The proposed maps also move the ground under Assemblyman Mike Gatto (D-Silver Lake) so that his home is no longer part of the district that includes Glendale and Burbank.
While La Cañada Flintridge and La Crescenta would be in the same congressional and state Senate districts as Glendale and Burbank, they would be in a different Assembly district — one that also includes Sierra Madre, Azusa and Upland.
Lawmakers affected by the proposals emphasized that the draft maps are not the final word.
“I’m not saying goodbye to anybody yet,” Sherman said. “I think the maps are going to change massively.”
Former Assemblyman Dario Frommer said the redrawn lines could prompt reactions ranging from lawmakers retiring or relocating, to lawsuits alleging that the new maps infringe on the voting rights of minorities.

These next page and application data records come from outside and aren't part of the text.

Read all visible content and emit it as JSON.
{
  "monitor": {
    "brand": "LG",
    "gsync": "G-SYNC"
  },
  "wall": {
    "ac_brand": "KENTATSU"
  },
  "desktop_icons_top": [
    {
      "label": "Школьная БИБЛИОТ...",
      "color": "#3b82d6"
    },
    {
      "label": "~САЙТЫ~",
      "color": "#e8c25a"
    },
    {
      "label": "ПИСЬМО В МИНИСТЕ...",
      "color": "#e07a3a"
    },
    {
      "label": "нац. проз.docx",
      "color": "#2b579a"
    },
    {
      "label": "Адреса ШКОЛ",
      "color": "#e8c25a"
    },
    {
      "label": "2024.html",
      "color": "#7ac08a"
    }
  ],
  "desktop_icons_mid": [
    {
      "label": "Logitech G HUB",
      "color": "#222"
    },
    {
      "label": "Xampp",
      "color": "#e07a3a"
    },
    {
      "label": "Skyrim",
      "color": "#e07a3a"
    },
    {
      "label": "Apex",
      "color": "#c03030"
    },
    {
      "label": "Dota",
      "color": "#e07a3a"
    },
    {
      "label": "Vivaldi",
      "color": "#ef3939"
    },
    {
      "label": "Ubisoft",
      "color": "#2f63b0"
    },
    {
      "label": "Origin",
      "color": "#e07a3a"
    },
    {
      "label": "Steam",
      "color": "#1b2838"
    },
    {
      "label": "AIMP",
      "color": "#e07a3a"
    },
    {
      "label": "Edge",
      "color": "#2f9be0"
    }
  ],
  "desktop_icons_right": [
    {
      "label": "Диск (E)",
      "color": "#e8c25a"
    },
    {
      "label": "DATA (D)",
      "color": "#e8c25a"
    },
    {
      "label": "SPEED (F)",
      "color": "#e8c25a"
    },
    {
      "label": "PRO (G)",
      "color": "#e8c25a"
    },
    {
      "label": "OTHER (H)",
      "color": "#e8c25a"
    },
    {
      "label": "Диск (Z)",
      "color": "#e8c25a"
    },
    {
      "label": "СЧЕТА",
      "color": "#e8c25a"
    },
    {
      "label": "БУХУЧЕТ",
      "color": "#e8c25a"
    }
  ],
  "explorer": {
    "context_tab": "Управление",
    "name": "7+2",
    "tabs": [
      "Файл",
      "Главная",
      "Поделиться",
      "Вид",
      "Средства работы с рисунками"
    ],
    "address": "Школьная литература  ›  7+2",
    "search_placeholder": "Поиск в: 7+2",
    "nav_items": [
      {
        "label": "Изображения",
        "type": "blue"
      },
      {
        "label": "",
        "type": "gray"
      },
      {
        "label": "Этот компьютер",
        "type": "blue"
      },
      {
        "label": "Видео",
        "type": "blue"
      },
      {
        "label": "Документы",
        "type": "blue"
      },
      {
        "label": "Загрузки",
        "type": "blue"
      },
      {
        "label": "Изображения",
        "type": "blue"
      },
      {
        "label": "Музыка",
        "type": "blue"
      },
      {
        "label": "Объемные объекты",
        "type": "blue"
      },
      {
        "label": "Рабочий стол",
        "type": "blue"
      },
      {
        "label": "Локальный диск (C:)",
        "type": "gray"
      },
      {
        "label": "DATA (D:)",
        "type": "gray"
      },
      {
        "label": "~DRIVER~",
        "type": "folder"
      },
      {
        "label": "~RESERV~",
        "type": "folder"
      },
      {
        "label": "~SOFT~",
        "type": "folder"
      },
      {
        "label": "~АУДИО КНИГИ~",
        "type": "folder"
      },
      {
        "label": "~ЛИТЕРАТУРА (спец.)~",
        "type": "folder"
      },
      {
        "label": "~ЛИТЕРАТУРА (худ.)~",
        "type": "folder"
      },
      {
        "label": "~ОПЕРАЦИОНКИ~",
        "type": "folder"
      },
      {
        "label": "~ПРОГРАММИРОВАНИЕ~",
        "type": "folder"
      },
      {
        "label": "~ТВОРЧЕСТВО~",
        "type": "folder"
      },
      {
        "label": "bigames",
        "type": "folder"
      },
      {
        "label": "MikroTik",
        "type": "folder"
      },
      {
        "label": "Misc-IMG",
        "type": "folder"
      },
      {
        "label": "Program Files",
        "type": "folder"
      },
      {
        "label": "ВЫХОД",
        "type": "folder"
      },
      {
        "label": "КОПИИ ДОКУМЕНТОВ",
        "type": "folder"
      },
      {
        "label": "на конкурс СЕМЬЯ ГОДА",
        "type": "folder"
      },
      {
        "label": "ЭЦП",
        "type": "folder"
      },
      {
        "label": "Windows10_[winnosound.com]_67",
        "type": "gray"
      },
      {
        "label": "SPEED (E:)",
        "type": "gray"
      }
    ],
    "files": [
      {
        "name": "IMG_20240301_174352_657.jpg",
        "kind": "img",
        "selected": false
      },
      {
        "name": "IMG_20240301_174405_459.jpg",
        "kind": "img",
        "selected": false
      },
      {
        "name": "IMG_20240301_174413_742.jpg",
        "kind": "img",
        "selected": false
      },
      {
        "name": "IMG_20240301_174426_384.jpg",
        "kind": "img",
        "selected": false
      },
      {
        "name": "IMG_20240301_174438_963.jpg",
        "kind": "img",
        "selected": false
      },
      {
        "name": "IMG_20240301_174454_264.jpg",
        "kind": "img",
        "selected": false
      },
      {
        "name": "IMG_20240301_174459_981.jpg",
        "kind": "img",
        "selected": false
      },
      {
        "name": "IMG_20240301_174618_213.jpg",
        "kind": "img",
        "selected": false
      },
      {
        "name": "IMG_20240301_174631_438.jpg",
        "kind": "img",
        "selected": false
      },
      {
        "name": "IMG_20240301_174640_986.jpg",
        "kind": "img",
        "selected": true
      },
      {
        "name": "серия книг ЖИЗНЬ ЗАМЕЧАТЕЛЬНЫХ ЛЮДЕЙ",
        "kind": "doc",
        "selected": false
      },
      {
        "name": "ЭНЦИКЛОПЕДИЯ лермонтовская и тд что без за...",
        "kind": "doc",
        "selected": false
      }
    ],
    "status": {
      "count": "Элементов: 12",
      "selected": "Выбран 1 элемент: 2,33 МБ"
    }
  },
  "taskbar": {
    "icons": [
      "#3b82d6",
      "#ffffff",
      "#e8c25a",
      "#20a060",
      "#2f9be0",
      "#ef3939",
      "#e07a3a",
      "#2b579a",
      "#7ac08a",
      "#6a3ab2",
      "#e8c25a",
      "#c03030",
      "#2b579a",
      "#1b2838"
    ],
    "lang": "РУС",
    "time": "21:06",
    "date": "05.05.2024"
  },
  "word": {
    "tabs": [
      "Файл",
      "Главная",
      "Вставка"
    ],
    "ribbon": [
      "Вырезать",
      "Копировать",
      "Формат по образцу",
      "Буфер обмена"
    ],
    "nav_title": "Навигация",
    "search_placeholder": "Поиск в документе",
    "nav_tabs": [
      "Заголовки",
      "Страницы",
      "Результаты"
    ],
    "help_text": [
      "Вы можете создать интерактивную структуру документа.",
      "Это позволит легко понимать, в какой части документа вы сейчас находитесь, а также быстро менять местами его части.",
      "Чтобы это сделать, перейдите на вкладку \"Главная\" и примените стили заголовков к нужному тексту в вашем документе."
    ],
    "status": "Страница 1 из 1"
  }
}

“This is when the craziness is really going to start,” Frommer said. “I think you are going to see a lot of movement and some retirements. There is also tremendous potential for litigation and that could upset the entire map.”
According to the preliminary maps, Sherman and Howard Berman (D-Valley Village) would live in the same congressional district. Meanwhile, no incumbent lives in a new, heavily Latino congressional district that would include San Fernando, Tujunga, North Hollywood and Van Nuys.
Rep. Adam Schiff (D-Burbank) would represent all of Burbank, Glendale, La Crescenta and La Cañada Flintridge under the proposed map, as well as a string of communities along the Foothill (210) Freeway. But the new district would cut Pasadena, where Schiff has his district office, in half.